- _WORK REQUEST_: Pick the lines holding the string "JSON" out of the records and copy them.

- _ENTRIES SHOWN_:

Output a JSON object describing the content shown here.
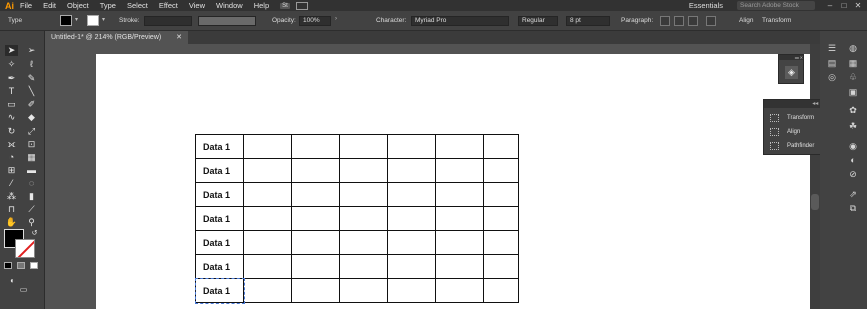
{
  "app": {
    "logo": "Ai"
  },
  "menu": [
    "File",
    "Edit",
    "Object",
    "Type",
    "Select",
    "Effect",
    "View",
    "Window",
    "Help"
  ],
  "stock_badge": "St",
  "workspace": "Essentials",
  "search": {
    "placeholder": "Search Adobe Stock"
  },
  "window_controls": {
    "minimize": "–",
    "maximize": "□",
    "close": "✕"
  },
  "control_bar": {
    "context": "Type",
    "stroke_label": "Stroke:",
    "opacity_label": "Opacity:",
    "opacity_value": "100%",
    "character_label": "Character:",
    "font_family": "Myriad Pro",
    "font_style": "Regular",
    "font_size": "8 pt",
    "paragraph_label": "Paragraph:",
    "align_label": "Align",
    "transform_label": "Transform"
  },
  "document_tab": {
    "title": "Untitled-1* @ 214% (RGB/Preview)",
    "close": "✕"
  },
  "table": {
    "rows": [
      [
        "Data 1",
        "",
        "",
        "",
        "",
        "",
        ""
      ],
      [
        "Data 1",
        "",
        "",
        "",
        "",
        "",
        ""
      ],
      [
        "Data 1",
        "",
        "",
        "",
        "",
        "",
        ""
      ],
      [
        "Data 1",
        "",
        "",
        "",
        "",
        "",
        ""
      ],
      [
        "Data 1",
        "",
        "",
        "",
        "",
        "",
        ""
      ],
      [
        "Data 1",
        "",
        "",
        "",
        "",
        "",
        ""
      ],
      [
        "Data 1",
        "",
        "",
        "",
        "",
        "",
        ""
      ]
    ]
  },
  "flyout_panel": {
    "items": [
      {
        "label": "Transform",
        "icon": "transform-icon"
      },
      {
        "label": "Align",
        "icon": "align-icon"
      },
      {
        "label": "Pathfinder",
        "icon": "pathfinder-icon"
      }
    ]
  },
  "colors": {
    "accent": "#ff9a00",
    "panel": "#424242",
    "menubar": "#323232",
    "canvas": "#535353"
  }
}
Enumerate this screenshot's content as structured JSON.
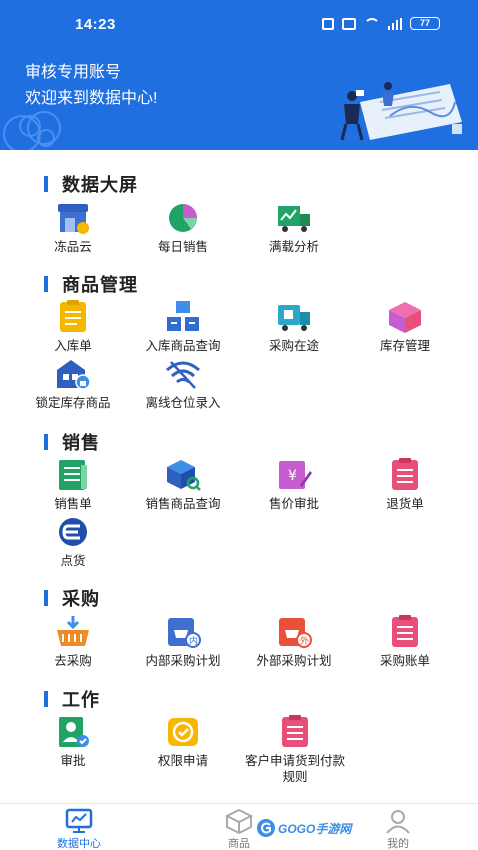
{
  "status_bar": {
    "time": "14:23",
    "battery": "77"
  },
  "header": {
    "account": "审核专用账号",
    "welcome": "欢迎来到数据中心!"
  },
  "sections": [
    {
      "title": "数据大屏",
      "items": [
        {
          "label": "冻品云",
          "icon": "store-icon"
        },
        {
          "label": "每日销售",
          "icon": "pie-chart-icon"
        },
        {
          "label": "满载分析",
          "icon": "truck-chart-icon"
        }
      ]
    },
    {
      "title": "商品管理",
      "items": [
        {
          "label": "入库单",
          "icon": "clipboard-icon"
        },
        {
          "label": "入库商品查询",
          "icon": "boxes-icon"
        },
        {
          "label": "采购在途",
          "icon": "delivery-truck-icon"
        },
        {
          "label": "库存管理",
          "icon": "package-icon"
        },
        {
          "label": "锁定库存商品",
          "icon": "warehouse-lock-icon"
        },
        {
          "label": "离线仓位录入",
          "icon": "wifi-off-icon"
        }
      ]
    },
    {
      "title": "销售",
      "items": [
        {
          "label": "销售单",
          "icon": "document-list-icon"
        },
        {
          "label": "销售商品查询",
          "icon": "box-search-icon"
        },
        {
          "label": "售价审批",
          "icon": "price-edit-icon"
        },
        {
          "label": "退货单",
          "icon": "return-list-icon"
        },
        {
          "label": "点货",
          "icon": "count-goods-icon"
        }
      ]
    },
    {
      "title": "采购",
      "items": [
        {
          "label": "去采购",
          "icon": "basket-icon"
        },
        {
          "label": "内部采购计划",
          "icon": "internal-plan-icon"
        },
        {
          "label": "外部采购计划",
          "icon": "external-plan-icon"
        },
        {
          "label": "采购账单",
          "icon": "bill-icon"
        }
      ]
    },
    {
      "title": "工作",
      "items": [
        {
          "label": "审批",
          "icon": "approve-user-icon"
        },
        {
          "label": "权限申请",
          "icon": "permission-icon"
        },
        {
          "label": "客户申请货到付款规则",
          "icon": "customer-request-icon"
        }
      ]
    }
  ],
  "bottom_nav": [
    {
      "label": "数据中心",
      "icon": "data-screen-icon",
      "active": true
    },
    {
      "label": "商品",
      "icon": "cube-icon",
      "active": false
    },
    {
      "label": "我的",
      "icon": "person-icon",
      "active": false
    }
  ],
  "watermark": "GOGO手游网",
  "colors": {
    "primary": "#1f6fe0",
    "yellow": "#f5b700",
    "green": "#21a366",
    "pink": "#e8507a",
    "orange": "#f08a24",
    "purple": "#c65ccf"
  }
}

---

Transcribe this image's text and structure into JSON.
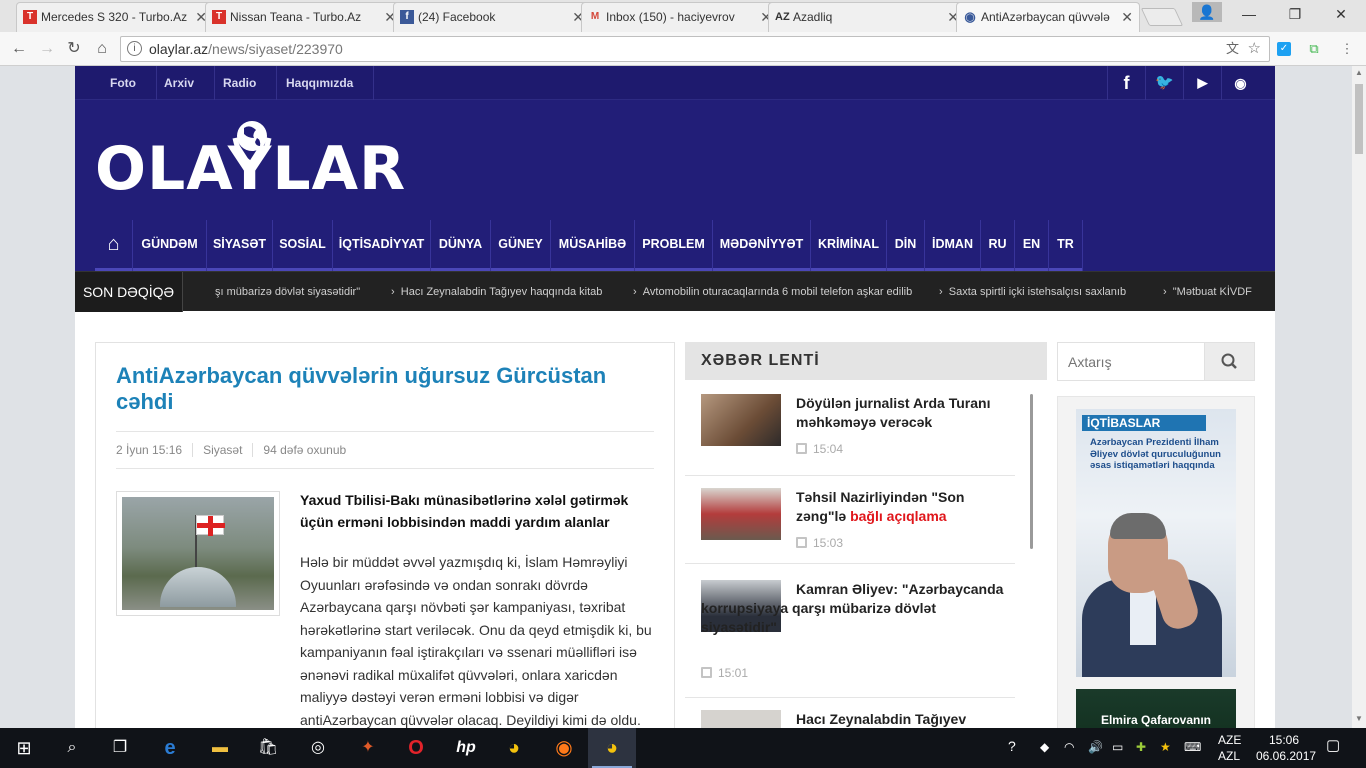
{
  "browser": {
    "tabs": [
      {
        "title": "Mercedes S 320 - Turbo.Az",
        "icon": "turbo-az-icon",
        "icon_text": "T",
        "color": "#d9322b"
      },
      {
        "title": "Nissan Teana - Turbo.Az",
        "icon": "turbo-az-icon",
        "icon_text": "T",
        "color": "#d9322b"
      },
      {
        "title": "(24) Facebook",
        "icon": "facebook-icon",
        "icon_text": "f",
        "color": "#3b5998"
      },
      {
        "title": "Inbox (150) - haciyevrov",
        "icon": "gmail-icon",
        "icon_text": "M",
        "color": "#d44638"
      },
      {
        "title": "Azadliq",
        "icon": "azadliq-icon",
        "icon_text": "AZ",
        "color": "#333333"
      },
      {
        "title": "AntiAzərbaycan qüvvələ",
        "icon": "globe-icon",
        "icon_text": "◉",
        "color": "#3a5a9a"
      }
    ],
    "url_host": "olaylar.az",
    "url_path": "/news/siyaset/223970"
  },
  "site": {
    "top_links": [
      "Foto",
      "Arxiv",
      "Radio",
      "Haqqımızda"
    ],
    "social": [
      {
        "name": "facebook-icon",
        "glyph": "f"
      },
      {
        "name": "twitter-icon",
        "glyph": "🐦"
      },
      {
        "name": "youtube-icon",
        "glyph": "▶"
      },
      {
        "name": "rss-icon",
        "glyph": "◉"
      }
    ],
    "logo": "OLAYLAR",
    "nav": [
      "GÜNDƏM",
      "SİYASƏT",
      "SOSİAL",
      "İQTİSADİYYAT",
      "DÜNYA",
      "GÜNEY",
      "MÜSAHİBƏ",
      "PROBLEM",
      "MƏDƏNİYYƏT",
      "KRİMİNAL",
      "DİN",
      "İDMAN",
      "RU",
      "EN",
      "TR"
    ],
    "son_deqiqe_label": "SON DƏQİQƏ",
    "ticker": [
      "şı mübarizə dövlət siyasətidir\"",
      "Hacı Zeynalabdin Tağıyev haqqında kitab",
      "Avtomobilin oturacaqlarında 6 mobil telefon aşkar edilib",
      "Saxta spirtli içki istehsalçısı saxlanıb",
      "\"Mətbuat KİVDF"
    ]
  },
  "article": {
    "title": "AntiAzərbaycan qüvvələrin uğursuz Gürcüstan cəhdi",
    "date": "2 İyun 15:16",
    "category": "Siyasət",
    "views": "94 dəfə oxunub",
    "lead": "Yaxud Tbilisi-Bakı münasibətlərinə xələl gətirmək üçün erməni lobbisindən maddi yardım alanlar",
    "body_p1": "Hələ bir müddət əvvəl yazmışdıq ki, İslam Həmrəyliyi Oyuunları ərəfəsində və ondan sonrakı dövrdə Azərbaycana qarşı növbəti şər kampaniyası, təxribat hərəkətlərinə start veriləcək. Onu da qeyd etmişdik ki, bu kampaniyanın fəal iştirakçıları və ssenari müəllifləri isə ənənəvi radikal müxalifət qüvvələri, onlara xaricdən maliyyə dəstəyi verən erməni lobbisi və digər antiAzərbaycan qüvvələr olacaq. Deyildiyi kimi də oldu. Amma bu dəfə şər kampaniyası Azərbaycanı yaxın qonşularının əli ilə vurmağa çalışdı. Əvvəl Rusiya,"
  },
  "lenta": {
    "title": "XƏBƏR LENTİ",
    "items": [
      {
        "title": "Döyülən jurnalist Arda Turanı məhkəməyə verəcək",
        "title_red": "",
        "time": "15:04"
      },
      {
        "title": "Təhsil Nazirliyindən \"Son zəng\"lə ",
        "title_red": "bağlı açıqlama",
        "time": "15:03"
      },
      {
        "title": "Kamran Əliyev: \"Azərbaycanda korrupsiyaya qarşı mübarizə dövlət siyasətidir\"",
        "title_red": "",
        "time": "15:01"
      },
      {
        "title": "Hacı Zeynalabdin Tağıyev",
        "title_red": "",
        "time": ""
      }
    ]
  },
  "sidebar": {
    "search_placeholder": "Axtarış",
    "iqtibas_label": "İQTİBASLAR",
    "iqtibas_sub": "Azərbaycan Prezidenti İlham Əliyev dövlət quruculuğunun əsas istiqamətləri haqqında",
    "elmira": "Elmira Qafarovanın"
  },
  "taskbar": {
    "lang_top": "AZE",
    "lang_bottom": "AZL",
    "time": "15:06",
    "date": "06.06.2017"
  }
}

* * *

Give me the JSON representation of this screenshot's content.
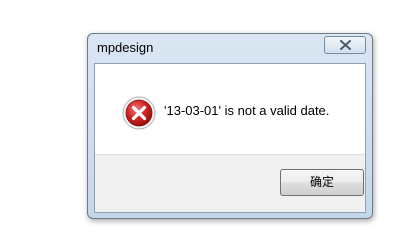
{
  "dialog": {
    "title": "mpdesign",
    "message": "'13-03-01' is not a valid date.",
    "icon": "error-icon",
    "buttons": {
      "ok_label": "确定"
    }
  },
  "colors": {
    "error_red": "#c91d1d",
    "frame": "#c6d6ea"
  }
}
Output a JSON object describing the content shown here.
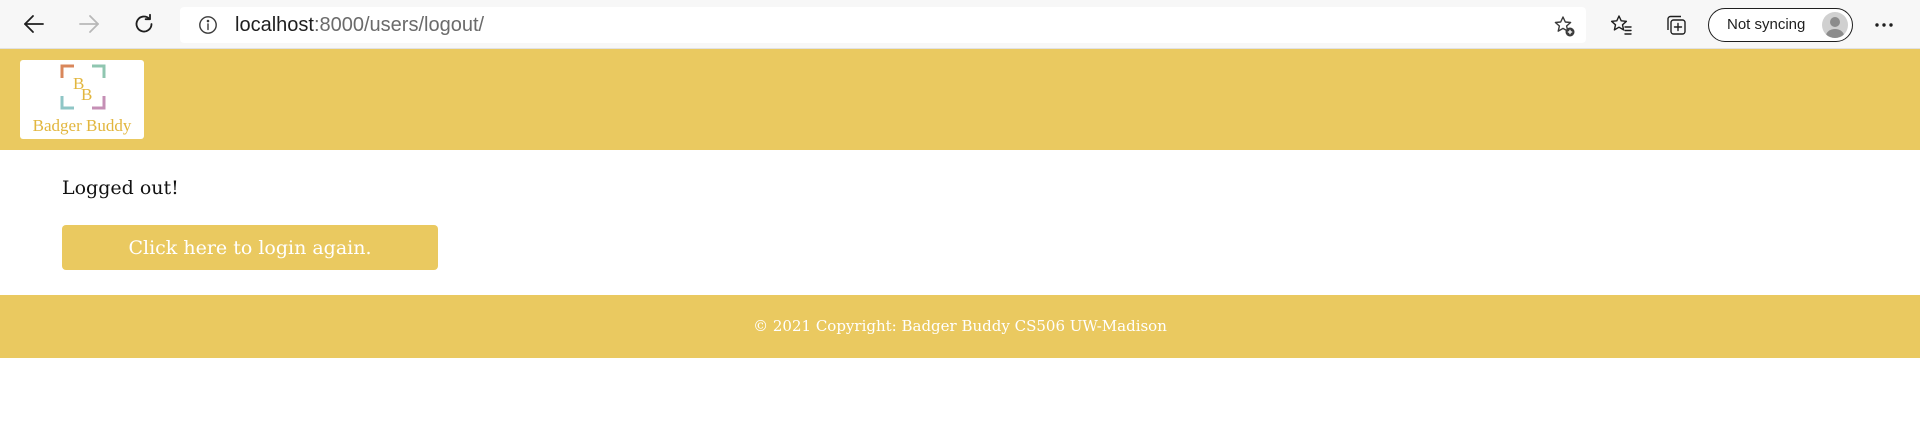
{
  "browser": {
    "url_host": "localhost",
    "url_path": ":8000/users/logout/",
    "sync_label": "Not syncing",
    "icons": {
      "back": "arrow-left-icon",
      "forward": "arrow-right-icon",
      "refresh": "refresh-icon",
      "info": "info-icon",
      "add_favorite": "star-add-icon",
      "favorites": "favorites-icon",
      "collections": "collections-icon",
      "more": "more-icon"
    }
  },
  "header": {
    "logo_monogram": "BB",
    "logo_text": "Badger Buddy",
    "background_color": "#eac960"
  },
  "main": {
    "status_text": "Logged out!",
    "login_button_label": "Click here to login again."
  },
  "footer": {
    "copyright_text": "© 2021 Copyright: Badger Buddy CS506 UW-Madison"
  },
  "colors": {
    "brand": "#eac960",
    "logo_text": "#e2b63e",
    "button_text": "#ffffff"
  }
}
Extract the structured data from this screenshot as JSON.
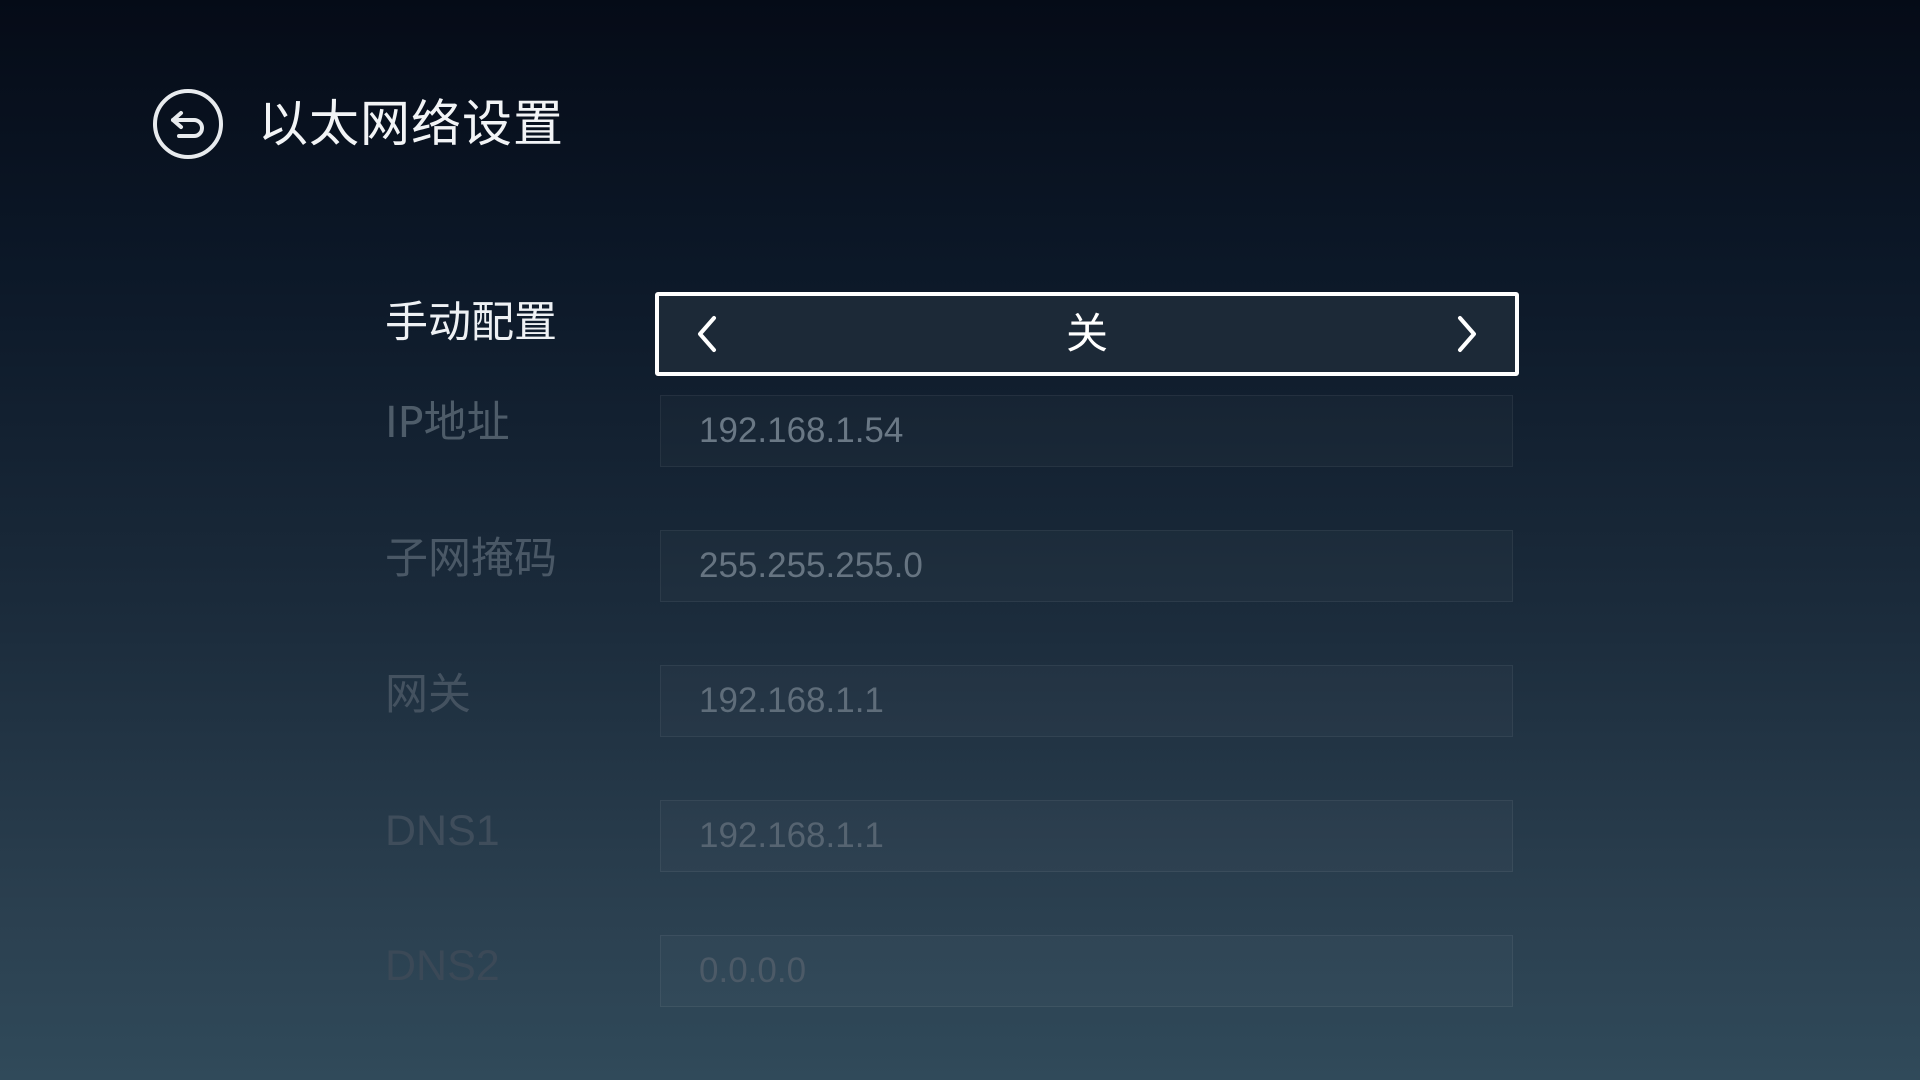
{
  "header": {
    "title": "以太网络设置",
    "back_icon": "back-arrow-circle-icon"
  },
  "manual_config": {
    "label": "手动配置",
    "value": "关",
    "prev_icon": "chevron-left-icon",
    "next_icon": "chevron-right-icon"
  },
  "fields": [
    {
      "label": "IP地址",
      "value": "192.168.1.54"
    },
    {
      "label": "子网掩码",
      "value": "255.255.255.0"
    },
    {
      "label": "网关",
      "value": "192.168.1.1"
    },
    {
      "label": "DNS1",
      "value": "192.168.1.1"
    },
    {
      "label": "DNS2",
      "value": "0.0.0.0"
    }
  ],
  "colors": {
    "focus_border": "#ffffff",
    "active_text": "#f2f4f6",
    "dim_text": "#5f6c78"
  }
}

- _WRITTEN SOLUTION_:
Output a JSON object describing the content shown here.
Enumerate this screenshot's content as structured JSON.
Transcribe this image's text and structure into JSON.
Give me the JSON representation of this screenshot's content.
Output a JSON object describing the content shown here.
Extract the structured data from this screenshot as JSON.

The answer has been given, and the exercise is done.